   This disposes of all the questions of fact and law properly submitted for the decision of the court.  In saying this we do not overlook that fact that the plaintiffs have, both at the trial in the Court below and here, attempted to set up against the defendant other acts done by him as President besides the issuing of the two building permits.  There ahs been mention of a letter written by him as President on the 2nd of April, 1888, and it is now said that his declaration of acceptance of office after his admittedly invalid election  as President was a Presidential act.  Neither of these acts was originally alleged in this action against the defendant as an act in consequence of which he had rendered himself liable to the payment of any penalty.  Defendant asked for information as to the acts relied upon as rendering him liable to penalties, and was told that they were the issue of two building permits.  No other act was alleged, so far as this action is concerned, no other can be made us of.   Whatever might be the case in another action, this is not an action of such a nature as would incline us to allow the plaintiffs any opportunity of making good defects in their pleadings.  As to that part of plaintiff's claim which asks for an injunction, we do not see that any ground for relief is established.

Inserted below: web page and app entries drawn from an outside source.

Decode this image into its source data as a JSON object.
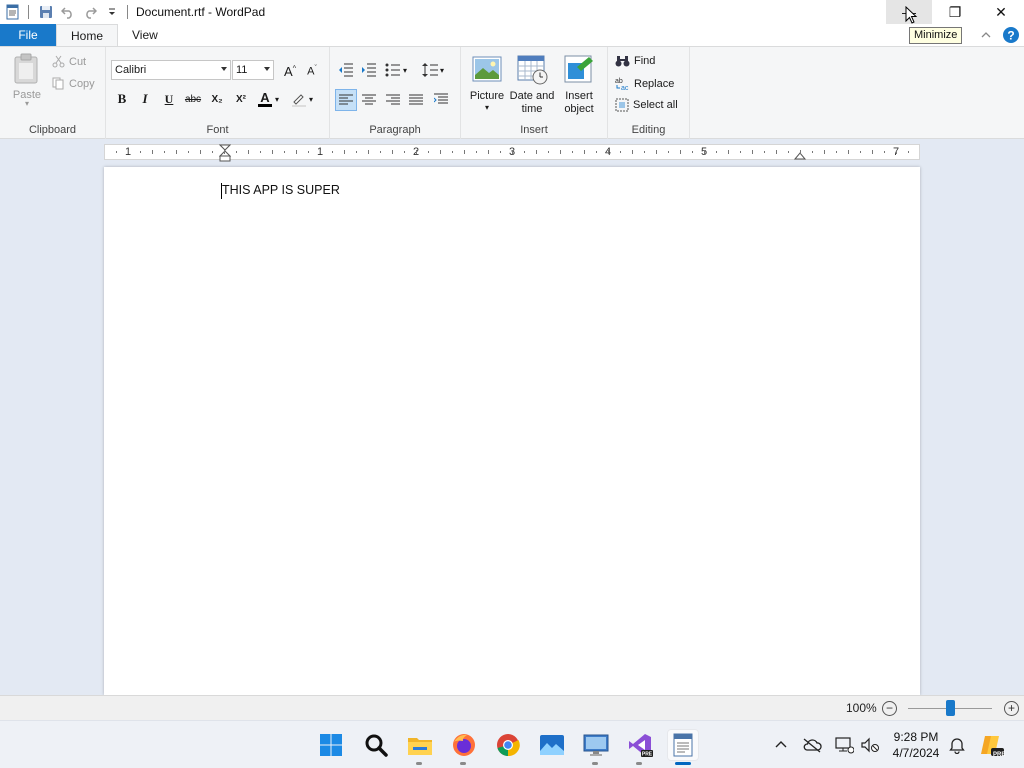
{
  "window": {
    "title": "Document.rtf - WordPad",
    "minimize_glyph": "—",
    "restore_glyph": "❐",
    "close_glyph": "✕",
    "tooltip": "Minimize"
  },
  "tabs": [
    {
      "label": "File"
    },
    {
      "label": "Home"
    },
    {
      "label": "View"
    }
  ],
  "clipboard": {
    "group_label": "Clipboard",
    "paste_label": "Paste",
    "cut_label": "Cut",
    "copy_label": "Copy"
  },
  "font": {
    "group_label": "Font",
    "family": "Calibri",
    "size": "11",
    "bold": "B",
    "italic": "I",
    "underline": "U",
    "strike": "abc",
    "subscript": "X₂",
    "superscript": "X²",
    "color_glyph": "A"
  },
  "paragraph": {
    "group_label": "Paragraph"
  },
  "insert": {
    "group_label": "Insert",
    "picture_label": "Picture",
    "datetime_label_1": "Date and",
    "datetime_label_2": "time",
    "object_label_1": "Insert",
    "object_label_2": "object"
  },
  "editing": {
    "group_label": "Editing",
    "find_label": "Find",
    "replace_label": "Replace",
    "select_all_label": "Select all"
  },
  "ruler": {
    "numbers": [
      "1",
      "1",
      "2",
      "3",
      "4",
      "5",
      "7"
    ]
  },
  "document": {
    "text": "THIS APP IS SUPER"
  },
  "status": {
    "zoom": "100%",
    "zoom_minus": "−",
    "zoom_plus": "+"
  },
  "taskbar": {
    "time": "9:28 PM",
    "date": "4/7/2024",
    "badge": "PRE"
  },
  "colors": {
    "accent": "#1979ca",
    "ribbon_bg": "#f5f6f7",
    "workspace_bg": "#e3e9f3",
    "taskbar_bg": "#eef1f6"
  }
}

   We are of opinion that defendant is a member of the council so he should not be restrained from acting in that capacity.

   As to his acting as President, There is no suggestion that the defendant either threatens or intends to act as President, indeed he entirely disowns any such intention.  Nor have we any evidence that he ever so acted.

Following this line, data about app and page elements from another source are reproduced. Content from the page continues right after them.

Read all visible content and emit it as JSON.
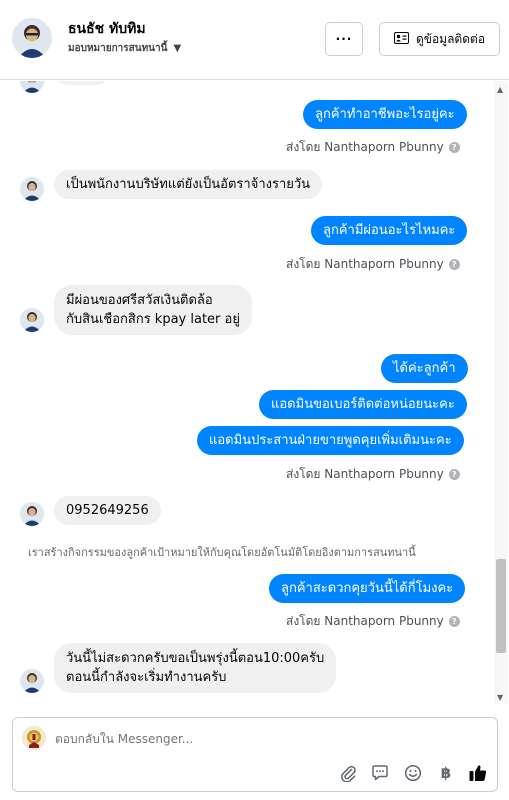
{
  "header": {
    "name": "ธนธัช ทับทิม",
    "assign_label": "มอบหมายการสนทนานี้",
    "more_label": "···",
    "contact_button_label": "ดูข้อมูลติดต่อ"
  },
  "conversation": {
    "messages": [
      {
        "text": "ลูกค้าทำอาชีพอะไรอยู่คะ"
      },
      {
        "sent_by": "ส่งโดย Nanthaporn Pbunny"
      },
      {
        "text": "เป็นพนักงานบริษัทแต่ยังเป็นอัตราจ้างรายวัน"
      },
      {
        "text": "ลูกค้ามีผ่อนอะไรไหมคะ"
      },
      {
        "sent_by": "ส่งโดย Nanthaporn Pbunny"
      },
      {
        "text_line1": "มีผ่อนของศรีสวัสเงินติดล้อ",
        "text_line2": "กับสินเชือกสิกร kpay later อยู่"
      },
      {
        "text": "ได้ค่ะลูกค้า"
      },
      {
        "text": "แอดมินขอเบอร์ติดต่อหน่อยนะคะ"
      },
      {
        "text": "แอดมินประสานฝ่ายขายพูดคุยเพิ่มเติมนะคะ"
      },
      {
        "sent_by": "ส่งโดย Nanthaporn Pbunny"
      },
      {
        "text": "0952649256"
      },
      {
        "system_note": "เราสร้างกิจกรรมของลูกค้าเป้าหมายให้กับคุณโดยอัตโนมัติโดยอิงตามการสนทนานี้"
      },
      {
        "text": "ลูกค้าสะดวกคุยวันนี้ได้กี่โมงคะ"
      },
      {
        "sent_by": "ส่งโดย Nanthaporn Pbunny"
      },
      {
        "text_line1": "วันนี้ไม่สะดวกครับขอเป็นพรุ่งนี้ตอน10:00ครับ",
        "text_line2": "ตอนนี้กำลังจะเริ่มทำงานครับ"
      }
    ]
  },
  "composer": {
    "placeholder": "ตอบกลับใน Messenger..."
  },
  "icons": {
    "attach": "paperclip-icon",
    "saved_replies": "chat-bubble-icon",
    "emoji": "smiley-icon",
    "payment": "baht-icon",
    "like": "thumbs-up-icon"
  },
  "colors": {
    "outgoing_bubble": "#0084ff",
    "incoming_bubble": "#f0f0f0",
    "like_icon": "#050505"
  }
}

   We must therefore confirm the decision of the court below and dismiss the plaintiff's appeal with costs.

   Appeal dismissed.

 

 

 

 

 

 

 

 

 

 

 

 

 

 

 

 

 

 

 

 

 

 

 

 

 

 

 

 

 

 

 

 

 

 

 

 

 

 

 

[BOVILL,  C. J, AND SMITH, J.; 1889, Feb 21 & Match 11]

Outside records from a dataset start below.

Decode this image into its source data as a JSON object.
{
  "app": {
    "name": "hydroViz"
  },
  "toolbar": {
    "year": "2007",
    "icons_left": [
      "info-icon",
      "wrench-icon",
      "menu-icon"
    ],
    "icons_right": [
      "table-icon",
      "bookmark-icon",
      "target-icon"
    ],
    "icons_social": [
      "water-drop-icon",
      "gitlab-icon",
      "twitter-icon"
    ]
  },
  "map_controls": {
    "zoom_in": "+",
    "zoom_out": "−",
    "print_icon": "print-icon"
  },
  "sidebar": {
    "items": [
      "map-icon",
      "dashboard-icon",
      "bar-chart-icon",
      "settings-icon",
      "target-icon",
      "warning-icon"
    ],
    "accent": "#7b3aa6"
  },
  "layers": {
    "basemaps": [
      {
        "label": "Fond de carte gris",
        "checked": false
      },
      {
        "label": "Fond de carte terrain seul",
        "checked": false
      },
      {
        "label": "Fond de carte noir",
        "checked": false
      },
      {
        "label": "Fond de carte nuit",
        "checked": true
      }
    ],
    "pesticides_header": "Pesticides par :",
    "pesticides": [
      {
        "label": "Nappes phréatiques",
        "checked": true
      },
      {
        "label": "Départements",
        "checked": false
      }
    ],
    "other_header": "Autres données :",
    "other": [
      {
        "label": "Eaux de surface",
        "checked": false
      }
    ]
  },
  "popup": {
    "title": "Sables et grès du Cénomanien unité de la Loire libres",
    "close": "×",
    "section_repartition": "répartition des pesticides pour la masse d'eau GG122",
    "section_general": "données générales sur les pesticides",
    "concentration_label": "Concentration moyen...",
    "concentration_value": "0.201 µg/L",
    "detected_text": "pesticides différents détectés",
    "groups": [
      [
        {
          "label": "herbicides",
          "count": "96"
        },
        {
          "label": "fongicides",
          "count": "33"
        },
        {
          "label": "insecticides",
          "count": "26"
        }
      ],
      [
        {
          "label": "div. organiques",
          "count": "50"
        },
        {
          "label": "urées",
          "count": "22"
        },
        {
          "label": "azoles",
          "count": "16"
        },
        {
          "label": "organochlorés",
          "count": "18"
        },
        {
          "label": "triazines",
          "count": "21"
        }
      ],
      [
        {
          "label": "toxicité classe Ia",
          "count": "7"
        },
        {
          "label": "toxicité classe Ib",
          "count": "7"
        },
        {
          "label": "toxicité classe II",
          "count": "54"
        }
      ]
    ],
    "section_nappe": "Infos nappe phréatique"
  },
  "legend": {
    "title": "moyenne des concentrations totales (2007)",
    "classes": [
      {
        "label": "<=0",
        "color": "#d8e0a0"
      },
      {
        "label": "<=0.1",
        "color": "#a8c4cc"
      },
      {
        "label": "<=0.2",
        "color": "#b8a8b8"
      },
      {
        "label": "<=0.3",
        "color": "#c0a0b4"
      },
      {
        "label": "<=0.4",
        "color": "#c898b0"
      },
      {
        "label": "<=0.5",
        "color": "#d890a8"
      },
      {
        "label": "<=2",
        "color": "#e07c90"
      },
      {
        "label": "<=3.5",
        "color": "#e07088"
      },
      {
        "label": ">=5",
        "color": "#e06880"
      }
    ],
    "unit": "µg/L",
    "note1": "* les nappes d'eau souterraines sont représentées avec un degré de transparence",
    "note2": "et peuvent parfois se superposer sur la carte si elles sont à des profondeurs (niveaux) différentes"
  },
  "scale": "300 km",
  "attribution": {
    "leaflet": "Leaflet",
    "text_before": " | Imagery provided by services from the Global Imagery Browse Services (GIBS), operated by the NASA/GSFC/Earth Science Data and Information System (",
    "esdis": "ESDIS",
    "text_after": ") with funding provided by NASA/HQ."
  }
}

CHACALLI AND LAKOVIDES, Plaintiffs,

v.
CHRISTODOULO PHILAKTO, NICOLA H. AND COSTANDINO PHILAKTI,

Defendants.

PROMISSORY NOTE - AGREEMENT IN NOTE FOR PAYMENT OF INTEREST - NEGOTIABLE INSTRUMENT - COMMERCIAL CODE, SECTION 145.

   A promissory note which in other particulars fulfils the conditions required by Article 145 of the commercial Code, does not lose its negotiable character simply because it contains an agreement for the payment of interest.

   APPEAL from the District Court of Kyrenia.

   Action on a promissory note made by defendant Christodoulo to the order off the two other defendants and endorsed by them to the plaintiffs.

   Amongst other defences to the action, it was contended by the defendants that, inasmuch as the note contained a stipulation for the payment of interest if it were not paid at maturity, it was not a negotiable instrument, and that the property in it could not be transferred by endorsement to the Plaintiffs.

   The District Court on other grounds gave judgment for the defendants.

   The Plaintiffs appealed.

   The Queen's Advocate, for the Appellants: The note is a promissory note within the meaning of Section 145 of the Commercial Code and defendants who endorsed it are liable as endorsers.

   The Court in giving judgment said that this note did not lose its negotiable character simply because it contained an agreement to pay interest.

   Appeal on other grounds allowed.

Published by Centre for Comparative Law, History and Governance at Macquarie Law School